*Exercise directions*
Your job is to reproduce all of the data exactly.

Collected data
-=-=-

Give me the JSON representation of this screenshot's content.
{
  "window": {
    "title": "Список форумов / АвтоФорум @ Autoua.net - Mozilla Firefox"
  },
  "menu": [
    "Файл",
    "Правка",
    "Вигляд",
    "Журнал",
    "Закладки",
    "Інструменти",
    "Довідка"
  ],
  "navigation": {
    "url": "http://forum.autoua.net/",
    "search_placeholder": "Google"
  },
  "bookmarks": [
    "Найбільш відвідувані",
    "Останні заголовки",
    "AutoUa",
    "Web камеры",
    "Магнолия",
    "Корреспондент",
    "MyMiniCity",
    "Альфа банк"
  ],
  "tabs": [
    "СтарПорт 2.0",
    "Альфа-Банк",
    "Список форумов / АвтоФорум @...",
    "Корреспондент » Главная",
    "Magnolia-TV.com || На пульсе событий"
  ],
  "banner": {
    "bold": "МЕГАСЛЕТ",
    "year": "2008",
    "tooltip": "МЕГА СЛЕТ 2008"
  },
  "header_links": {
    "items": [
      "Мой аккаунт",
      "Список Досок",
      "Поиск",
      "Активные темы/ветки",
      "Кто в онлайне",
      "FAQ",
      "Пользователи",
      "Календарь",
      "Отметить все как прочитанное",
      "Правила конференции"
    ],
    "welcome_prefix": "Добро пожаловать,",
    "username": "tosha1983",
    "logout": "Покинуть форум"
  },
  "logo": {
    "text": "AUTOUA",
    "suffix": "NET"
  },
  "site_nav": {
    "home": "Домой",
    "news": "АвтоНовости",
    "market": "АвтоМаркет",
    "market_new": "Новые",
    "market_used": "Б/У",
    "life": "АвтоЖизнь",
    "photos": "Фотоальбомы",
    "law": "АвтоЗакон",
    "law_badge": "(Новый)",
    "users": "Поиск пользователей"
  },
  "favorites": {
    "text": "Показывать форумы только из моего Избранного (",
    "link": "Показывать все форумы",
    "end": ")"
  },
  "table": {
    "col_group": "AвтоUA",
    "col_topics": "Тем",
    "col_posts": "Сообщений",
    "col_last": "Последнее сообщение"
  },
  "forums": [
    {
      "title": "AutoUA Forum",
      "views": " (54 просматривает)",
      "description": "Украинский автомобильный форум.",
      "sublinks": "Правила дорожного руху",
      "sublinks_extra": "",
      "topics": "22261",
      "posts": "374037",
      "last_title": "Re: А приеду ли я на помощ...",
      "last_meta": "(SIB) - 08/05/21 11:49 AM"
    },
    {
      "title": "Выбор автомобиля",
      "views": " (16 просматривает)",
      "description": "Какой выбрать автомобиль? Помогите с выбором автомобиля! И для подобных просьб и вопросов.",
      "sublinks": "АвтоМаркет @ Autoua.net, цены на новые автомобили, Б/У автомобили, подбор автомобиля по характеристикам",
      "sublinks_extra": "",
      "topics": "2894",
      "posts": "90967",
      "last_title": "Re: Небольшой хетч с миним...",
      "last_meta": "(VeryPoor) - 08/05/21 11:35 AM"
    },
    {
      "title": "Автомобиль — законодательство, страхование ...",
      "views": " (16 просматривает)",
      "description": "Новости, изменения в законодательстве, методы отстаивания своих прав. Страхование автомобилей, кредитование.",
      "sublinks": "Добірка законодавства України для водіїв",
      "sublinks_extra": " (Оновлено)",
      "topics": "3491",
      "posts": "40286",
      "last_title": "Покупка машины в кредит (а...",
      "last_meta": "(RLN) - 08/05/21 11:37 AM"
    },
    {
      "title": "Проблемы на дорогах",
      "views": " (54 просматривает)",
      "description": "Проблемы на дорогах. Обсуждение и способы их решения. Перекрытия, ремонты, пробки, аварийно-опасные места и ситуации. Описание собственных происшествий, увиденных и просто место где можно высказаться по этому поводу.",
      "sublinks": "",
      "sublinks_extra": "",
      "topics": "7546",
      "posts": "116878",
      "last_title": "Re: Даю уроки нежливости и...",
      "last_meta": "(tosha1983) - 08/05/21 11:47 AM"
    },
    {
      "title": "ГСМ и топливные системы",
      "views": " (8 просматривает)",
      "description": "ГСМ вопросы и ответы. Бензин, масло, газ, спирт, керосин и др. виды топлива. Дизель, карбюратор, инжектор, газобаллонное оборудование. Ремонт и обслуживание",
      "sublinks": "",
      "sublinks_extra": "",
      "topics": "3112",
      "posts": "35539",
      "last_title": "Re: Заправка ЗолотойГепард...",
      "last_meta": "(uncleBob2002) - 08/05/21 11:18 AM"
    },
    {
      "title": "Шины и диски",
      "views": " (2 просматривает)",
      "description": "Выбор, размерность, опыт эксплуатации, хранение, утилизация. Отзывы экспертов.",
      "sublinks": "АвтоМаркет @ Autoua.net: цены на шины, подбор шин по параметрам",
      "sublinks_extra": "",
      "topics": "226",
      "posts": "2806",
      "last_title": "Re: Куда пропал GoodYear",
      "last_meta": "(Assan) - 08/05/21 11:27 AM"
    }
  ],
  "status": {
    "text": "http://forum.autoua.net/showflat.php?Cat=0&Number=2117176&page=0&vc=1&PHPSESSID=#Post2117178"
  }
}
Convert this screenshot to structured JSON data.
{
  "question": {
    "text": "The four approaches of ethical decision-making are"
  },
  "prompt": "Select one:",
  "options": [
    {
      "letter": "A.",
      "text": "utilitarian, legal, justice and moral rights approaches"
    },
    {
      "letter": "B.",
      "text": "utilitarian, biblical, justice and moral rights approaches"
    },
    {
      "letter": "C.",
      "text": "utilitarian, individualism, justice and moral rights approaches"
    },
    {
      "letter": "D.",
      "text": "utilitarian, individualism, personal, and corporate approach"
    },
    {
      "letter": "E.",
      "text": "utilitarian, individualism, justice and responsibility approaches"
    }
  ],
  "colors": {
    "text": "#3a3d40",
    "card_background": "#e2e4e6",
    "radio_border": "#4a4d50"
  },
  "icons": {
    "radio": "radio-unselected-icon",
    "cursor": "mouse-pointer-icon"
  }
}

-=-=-

*Task response*
Give me the JSON representation of this screenshot's content.
{
  "window": {
    "title": "Список форумов / АвтоФорум @ Autoua.net - Mozilla Firefox"
  },
  "menu": [
    "Файл",
    "Правка",
    "Вигляд",
    "Журнал",
    "Закладки",
    "Інструменти",
    "Довідка"
  ],
  "navigation": {
    "url": "http://forum.autoua.net/",
    "search_placeholder": "Google"
  },
  "bookmarks": [
    "Найбільш відвідувані",
    "Останні заголовки",
    "AutoUa",
    "Web камеры",
    "Магнолия",
    "Корреспондент",
    "MyMiniCity",
    "Альфа банк"
  ],
  "tabs": [
    "СтарПорт 2.0",
    "Альфа-Банк",
    "Список форумов / АвтоФорум @...",
    "Корреспондент » Главная",
    "Magnolia-TV.com || На пульсе событий"
  ],
  "banner": {
    "bold": "МЕГАСЛЕТ",
    "year": "2008",
    "tooltip": "МЕГА СЛЕТ 2008"
  },
  "header_links": {
    "items": [
      "Мой аккаунт",
      "Список Досок",
      "Поиск",
      "Активные темы/ветки",
      "Кто в онлайне",
      "FAQ",
      "Пользователи",
      "Календарь",
      "Отметить все как прочитанное",
      "Правила конференции"
    ],
    "welcome_prefix": "Добро пожаловать,",
    "username": "tosha1983",
    "logout": "Покинуть форум"
  },
  "logo": {
    "text": "AUTOUA",
    "suffix": "NET"
  },
  "site_nav": {
    "home": "Домой",
    "news": "АвтоНовости",
    "market": "АвтоМаркет",
    "market_new": "Новые",
    "market_used": "Б/У",
    "life": "АвтоЖизнь",
    "photos": "Фотоальбомы",
    "law": "АвтоЗакон",
    "law_badge": "(Новый)",
    "users": "Поиск пользователей"
  },
  "favorites": {
    "text": "Показывать форумы только из моего Избранного (",
    "link": "Показывать все форумы",
    "end": ")"
  },
  "table": {
    "col_group": "AвтоUA",
    "col_topics": "Тем",
    "col_posts": "Сообщений",
    "col_last": "Последнее сообщение"
  },
  "forums": [
    {
      "title": "AutoUA Forum",
      "views": " (54 просматривает)",
      "description": "Украинский автомобильный форум.",
      "sublinks": "Правила дорожного руху",
      "sublinks_extra": "",
      "topics": "22261",
      "posts": "374037",
      "last_title": "Re: А приеду ли я на помощ...",
      "last_meta": "(SIB) - 08/05/21 11:49 AM"
    },
    {
      "title": "Выбор автомобиля",
      "views": " (16 просматривает)",
      "description": "Какой выбрать автомобиль? Помогите с выбором автомобиля! И для подобных просьб и вопросов.",
      "sublinks": "АвтоМаркет @ Autoua.net, цены на новые автомобили, Б/У автомобили, подбор автомобиля по характеристикам",
      "sublinks_extra": "",
      "topics": "2894",
      "posts": "90967",
      "last_title": "Re: Небольшой хетч с миним...",
      "last_meta": "(VeryPoor) - 08/05/21 11:35 AM"
    },
    {
      "title": "Автомобиль — законодательство, страхование ...",
      "views": " (16 просматривает)",
      "description": "Новости, изменения в законодательстве, методы отстаивания своих прав. Страхование автомобилей, кредитование.",
      "sublinks": "Добірка законодавства України для водіїв",
      "sublinks_extra": " (Оновлено)",
      "topics": "3491",
      "posts": "40286",
      "last_title": "Покупка машины в кредит (а...",
      "last_meta": "(RLN) - 08/05/21 11:37 AM"
    },
    {
      "title": "Проблемы на дорогах",
      "views": " (54 просматривает)",
      "description": "Проблемы на дорогах. Обсуждение и способы их решения. Перекрытия, ремонты, пробки, аварийно-опасные места и ситуации. Описание собственных происшествий, увиденных и просто место где можно высказаться по этому поводу.",
      "sublinks": "",
      "sublinks_extra": "",
      "topics": "7546",
      "posts": "116878",
      "last_title": "Re: Даю уроки нежливости и...",
      "last_meta": "(tosha1983) - 08/05/21 11:47 AM"
    },
    {
      "title": "ГСМ и топливные системы",
      "views": " (8 просматривает)",
      "description": "ГСМ вопросы и ответы. Бензин, масло, газ, спирт, керосин и др. виды топлива. Дизель, карбюратор, инжектор, газобаллонное оборудование. Ремонт и обслуживание",
      "sublinks": "",
      "sublinks_extra": "",
      "topics": "3112",
      "posts": "35539",
      "last_title": "Re: Заправка ЗолотойГепард...",
      "last_meta": "(uncleBob2002) - 08/05/21 11:18 AM"
    },
    {
      "title": "Шины и диски",
      "views": " (2 просматривает)",
      "description": "Выбор, размерность, опыт эксплуатации, хранение, утилизация. Отзывы экспертов.",
      "sublinks": "АвтоМаркет @ Autoua.net: цены на шины, подбор шин по параметрам",
      "sublinks_extra": "",
      "topics": "226",
      "posts": "2806",
      "last_title": "Re: Куда пропал GoodYear",
      "last_meta": "(Assan) - 08/05/21 11:27 AM"
    }
  ],
  "status": {
    "text": "http://forum.autoua.net/showflat.php?Cat=0&Number=2117176&page=0&vc=1&PHPSESSID=#Post2117178"
  }
}
Convert this screenshot to structured JSON data.
{
  "question": {
    "text": "The four approaches of ethical decision-making are"
  },
  "prompt": "Select one:",
  "options": [
    {
      "letter": "A.",
      "text": "utilitarian, legal, justice and moral rights approaches"
    },
    {
      "letter": "B.",
      "text": "utilitarian, biblical, justice and moral rights approaches"
    },
    {
      "letter": "C.",
      "text": "utilitarian, individualism, justice and moral rights approaches"
    },
    {
      "letter": "D.",
      "text": "utilitarian, individualism, personal, and corporate approach"
    },
    {
      "letter": "E.",
      "text": "utilitarian, individualism, justice and responsibility approaches"
    }
  ],
  "colors": {
    "text": "#3a3d40",
    "card_background": "#e2e4e6",
    "radio_border": "#4a4d50"
  },
  "icons": {
    "radio": "radio-unselected-icon",
    "cursor": "mouse-pointer-icon"
  }
}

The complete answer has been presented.